ince 2008, he’s produced and directed 15 music videos for his band, The Younger Lovers, as well as friends’ bands. Many collaborators in these early videos continued to grow in the medium including Justin Kelly, Seth Bogart, and Travis Mathews; they continued to push Purnell’s experiences artistically and with production experience by bringing him onto their projects. Mathews cast Purnell in his film I Want Your Love, both the short (2010) and the feature (2012.)
ext, Purnell collaborated with cinematographer Gary Fembot on Free Jazz. A 23-minute experimental dance and music film shot on 16mm, Free Jazz, documents and imagines happenings and improvisation in music and through choreographed works by Brontez Purnell Dance Company. A series of episodes set to Purnell’s score, the film features both a 60s Velvet Underground feel and a futuristic, shamanistic aesthetic.

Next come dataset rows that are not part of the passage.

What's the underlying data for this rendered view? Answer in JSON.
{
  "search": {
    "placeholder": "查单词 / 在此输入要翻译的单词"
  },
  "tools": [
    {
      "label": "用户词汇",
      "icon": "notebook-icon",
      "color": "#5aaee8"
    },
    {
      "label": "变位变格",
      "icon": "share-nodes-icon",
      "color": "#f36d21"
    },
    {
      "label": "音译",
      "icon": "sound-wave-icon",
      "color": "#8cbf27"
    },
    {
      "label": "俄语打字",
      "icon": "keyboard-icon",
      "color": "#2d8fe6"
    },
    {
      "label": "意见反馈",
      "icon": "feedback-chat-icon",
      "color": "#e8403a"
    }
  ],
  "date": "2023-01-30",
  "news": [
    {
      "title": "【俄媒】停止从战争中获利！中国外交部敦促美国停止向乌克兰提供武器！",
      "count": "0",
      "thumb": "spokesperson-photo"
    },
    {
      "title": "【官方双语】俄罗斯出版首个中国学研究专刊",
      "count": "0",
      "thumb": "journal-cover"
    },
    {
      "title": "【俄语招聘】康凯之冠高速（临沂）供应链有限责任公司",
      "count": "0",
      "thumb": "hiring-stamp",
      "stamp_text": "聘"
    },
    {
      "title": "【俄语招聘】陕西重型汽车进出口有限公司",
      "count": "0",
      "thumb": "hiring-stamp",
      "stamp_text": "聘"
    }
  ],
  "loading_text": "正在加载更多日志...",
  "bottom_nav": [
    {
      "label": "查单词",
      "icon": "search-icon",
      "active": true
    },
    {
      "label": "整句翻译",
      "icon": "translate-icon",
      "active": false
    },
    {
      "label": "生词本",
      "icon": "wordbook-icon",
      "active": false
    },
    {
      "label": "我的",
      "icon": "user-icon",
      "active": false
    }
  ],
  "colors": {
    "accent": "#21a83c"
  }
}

In 2015, Purnell completed 100 Boyfriends Mixtape an on-going experimental featurette that follows a young Oakland gay black man looking for sex and love. Written and directed by Purnell, the film is currently being shown internationally and nationally.
Back in 2013, Purnell screened Free Jazz at The Luggage Store Gallery. Gallery director Darryl Smith showed it to his sister Amara Tabor-Smith, choreographer and dance lecturer at Berkeley. Amara Tabor-Smith then invited Purnell to be a part of a 5-hour traveling site-specific San Francisco-based dance project honoring her old teacher Ed Mock. Rather than absorbing all the public’s interest in Mock, this highly celebrated 2013 choreography project sparked enormous new energy in Mock’s legacy within a new generation of dancers, choreographers, and performers.

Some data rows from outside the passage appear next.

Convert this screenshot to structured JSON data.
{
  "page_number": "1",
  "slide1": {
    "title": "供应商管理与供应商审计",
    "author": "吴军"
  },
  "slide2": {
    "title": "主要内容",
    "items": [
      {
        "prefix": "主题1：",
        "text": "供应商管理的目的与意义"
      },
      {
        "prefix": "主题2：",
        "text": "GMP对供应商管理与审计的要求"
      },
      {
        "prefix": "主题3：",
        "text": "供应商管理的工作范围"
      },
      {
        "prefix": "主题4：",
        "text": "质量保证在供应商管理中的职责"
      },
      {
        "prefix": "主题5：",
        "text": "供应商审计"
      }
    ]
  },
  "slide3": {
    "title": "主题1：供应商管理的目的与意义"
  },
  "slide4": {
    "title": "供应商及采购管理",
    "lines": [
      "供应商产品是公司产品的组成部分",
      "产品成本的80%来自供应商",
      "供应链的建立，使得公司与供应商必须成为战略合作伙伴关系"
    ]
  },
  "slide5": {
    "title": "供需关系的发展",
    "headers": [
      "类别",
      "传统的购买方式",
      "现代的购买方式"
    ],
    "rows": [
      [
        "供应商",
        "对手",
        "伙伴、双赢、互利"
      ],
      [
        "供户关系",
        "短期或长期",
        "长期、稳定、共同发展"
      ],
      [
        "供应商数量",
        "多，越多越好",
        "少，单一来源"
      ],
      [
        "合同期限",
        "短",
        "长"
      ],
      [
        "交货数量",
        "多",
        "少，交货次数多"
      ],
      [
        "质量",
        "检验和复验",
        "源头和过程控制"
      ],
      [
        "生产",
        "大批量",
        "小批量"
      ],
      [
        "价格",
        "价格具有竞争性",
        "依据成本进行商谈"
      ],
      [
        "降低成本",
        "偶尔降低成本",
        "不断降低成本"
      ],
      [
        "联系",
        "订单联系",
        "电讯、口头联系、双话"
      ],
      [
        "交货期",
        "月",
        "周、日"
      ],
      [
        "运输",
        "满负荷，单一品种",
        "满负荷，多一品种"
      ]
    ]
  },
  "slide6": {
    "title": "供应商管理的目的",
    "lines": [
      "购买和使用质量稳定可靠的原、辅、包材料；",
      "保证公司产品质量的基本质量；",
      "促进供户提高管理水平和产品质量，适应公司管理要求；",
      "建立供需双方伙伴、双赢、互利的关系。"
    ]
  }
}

Purnell immediately became intrigued with Mock’s life, seeking materials and footage and finding very little to be publicly accessible. Purnell decided to take the inspiration from Tabor-Smith’s time based performance and create a film work that can be seen widely, and for years to come.

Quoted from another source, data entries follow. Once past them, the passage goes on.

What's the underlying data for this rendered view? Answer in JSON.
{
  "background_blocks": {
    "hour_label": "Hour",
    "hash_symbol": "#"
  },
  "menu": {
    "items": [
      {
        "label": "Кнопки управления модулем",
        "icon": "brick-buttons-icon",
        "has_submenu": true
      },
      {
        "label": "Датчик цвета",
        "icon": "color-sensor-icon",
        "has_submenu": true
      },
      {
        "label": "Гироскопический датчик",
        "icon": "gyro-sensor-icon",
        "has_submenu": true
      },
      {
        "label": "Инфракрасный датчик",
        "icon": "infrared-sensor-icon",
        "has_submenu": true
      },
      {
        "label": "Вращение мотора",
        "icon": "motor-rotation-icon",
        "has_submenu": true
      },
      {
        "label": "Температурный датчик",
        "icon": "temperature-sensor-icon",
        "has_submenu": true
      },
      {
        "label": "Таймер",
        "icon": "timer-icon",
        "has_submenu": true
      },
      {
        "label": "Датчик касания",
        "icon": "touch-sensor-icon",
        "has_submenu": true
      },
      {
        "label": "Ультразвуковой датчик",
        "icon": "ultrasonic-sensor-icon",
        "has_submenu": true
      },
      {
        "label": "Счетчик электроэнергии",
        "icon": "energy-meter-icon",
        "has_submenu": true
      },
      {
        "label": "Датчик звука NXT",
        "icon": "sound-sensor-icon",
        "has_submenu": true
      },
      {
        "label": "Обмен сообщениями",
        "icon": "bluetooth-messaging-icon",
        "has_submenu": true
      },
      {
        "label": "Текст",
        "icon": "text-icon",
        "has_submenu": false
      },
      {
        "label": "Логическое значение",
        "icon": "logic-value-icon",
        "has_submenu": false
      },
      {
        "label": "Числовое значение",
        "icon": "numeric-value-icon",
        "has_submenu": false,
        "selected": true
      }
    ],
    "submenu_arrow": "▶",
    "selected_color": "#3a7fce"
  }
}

He has written 3 books and worked for SF Weekly. He counties to do art lectures nationally and internationally as well as touring with his band the Younger Lovers. He is the winner of the 2018 Whiting Award for fiction and recently received the Fire Island Art Residency.